We like to think of Honey Processing as a hybrid style! Honey Process coffees undergo the initial mechanical depulping step similar to a washed coffee, but instead of soaking are then dried with the mucilage (the sticky fruit pulp) on the seed. Generally speaking, the process tends to produce coffees that have an intense, sweet fruit characteristic similar to stewed fruit, along with a heavy, creamy body and very mild acidity.
Honey Processing is a great option for coffee producers who want a consistent, clean flavor profile (not risking the over-fermented, funky flavors found in poor quality naturals), while using significantly less water than a washed process coffee.
Water conservation is a huge reason why we find the majority of Honey Process coffees in Costa Rica; faced by serious water shortages, the government has strict rules around water usage in the agricultural sector. Honey Processing is one among many ways that coffee producers have used to adapt to new regulations!
What does it have to do with bees & honey?
While bee hives are often found on coffee farms as pollinators, no honey is actually used in the production of Honey Process coffees. The name "Honey Process" comes from the color!
The sticky fruit left to dry on the seed gives the coffee a golden amber hue (pictured right) with a unique aroma. The "Honey" name comes from the smell and color of the coffee seed during the drying stage.
Depending on the amount of fruit left on the seed, Honey Process coffees are often characterized by color: "black", "red", "yellow", or "white". Black Honey coffees have the most amount of fruit mucilage left on the seed, and Yellow & White the least.
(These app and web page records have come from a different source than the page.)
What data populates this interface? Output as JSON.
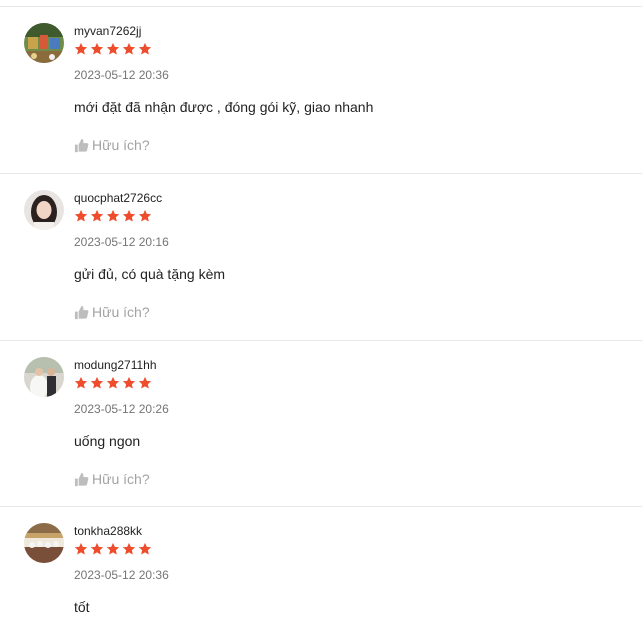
{
  "reviews": [
    {
      "username": "myvan7262jj",
      "rating": 5,
      "timestamp": "2023-05-12 20:36",
      "comment": "mới đặt đã nhận được , đóng gói kỹ, giao nhanh",
      "helpful_label": "Hữu ích?"
    },
    {
      "username": "quocphat2726cc",
      "rating": 5,
      "timestamp": "2023-05-12 20:16",
      "comment": "gửi đủ, có quà tặng kèm",
      "helpful_label": "Hữu ích?"
    },
    {
      "username": "modung2711hh",
      "rating": 5,
      "timestamp": "2023-05-12 20:26",
      "comment": "uống ngon",
      "helpful_label": "Hữu ích?"
    },
    {
      "username": "tonkha288kk",
      "rating": 5,
      "timestamp": "2023-05-12 20:36",
      "comment": "tốt",
      "helpful_label": ""
    }
  ],
  "colors": {
    "star": "#ee4d2d",
    "username": "#222222",
    "timestamp": "#757575",
    "helpful": "#a3a3a3"
  },
  "icons": {
    "star": "star-icon",
    "helpful": "thumbs-up-icon"
  }
}
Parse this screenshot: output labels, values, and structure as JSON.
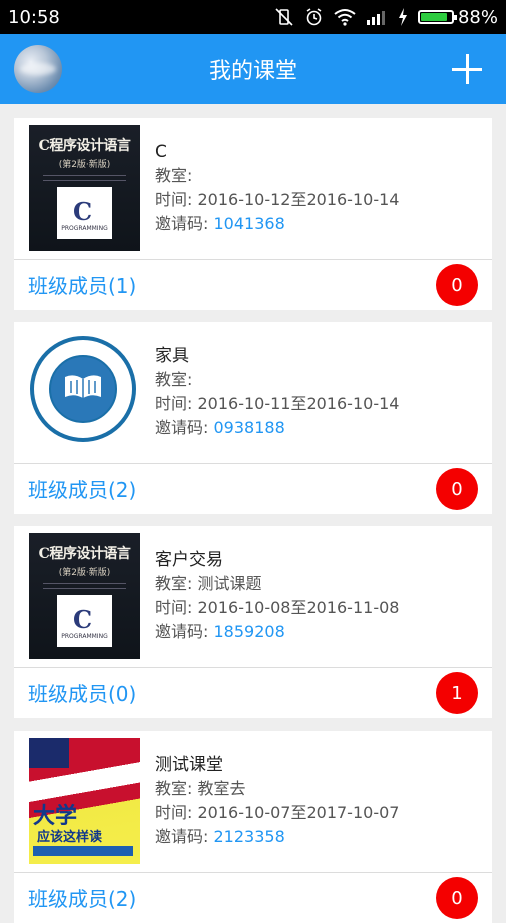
{
  "status_bar": {
    "time": "10:58",
    "battery": "88%",
    "icons": [
      "vibrate-off-icon",
      "alarm-icon",
      "wifi-icon",
      "signal-icon",
      "charging-icon",
      "battery-icon"
    ]
  },
  "app_bar": {
    "title": "我的课堂",
    "avatar_icon": "user-avatar",
    "add_icon": "plus-icon"
  },
  "colors": {
    "app_bar": "#2196f3",
    "link": "#2196f3",
    "badge": "#f40000"
  },
  "classes": [
    {
      "cover_icon": "c-programming-book-cover",
      "name": "C",
      "room_label": "教室:",
      "time_label": "时间: 2016-10-12至2016-10-14",
      "invite_label": "邀请码:",
      "invite_code": "1041368",
      "members": "班级成员(1)",
      "unread": "0"
    },
    {
      "cover_icon": "innovation-education-logo",
      "name": "家具",
      "room_label": "教室:",
      "time_label": "时间: 2016-10-11至2016-10-14",
      "invite_label": "邀请码:",
      "invite_code": "0938188",
      "members": "班级成员(2)",
      "unread": "0"
    },
    {
      "cover_icon": "c-programming-book-cover",
      "name": "客户交易",
      "room_label": "教室:  测试课题",
      "time_label": "时间: 2016-10-08至2016-11-08",
      "invite_label": "邀请码:",
      "invite_code": "1859208",
      "members": "班级成员(0)",
      "unread": "1"
    },
    {
      "cover_icon": "university-book-cover",
      "name": "测试课堂",
      "room_label": "教室:  教室去",
      "time_label": "时间: 2016-10-07至2017-10-07",
      "invite_label": "邀请码:",
      "invite_code": "2123358",
      "members": "班级成员(2)",
      "unread": "0"
    }
  ]
}
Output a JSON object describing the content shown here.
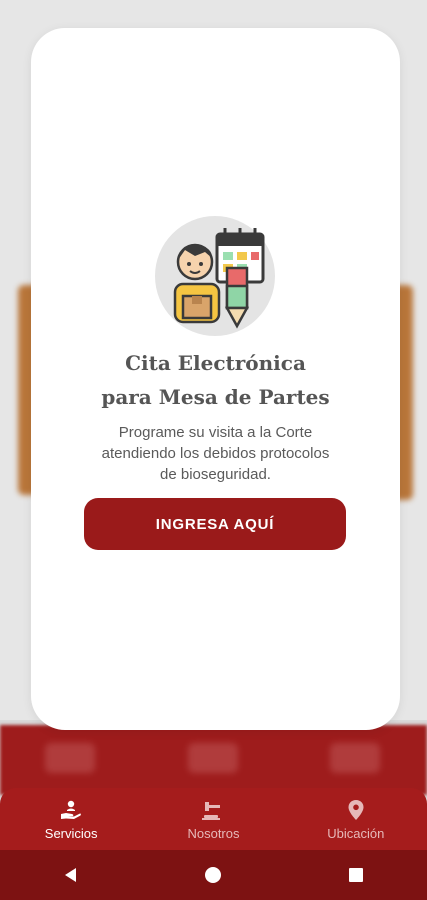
{
  "modal": {
    "title_line1": "Cita Electrónica",
    "title_line2": "para Mesa de Partes",
    "subtitle_line1": "Programe su visita a la Corte",
    "subtitle_line2": "atendiendo los debidos protocolos",
    "subtitle_line3": "de bioseguridad.",
    "cta_label": "INGRESA AQUÍ",
    "illustration_icon": "person-with-box-calendar-pencil"
  },
  "bottom_nav": {
    "items": [
      {
        "label": "Servicios",
        "icon": "hand-person-icon",
        "active": true
      },
      {
        "label": "Nosotros",
        "icon": "gavel-icon",
        "active": false
      },
      {
        "label": "Ubicación",
        "icon": "location-pin-icon",
        "active": false
      }
    ]
  },
  "system_nav": {
    "buttons": [
      "back-icon",
      "home-icon",
      "recents-icon"
    ]
  },
  "colors": {
    "brand": "#9a1a1a",
    "nav_bg": "#a51c1c",
    "system_bar": "#7d1212",
    "title_text": "#555555"
  }
}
The varying amounts of fruit impact how intense the flavors imbued by the processing are in the final cup.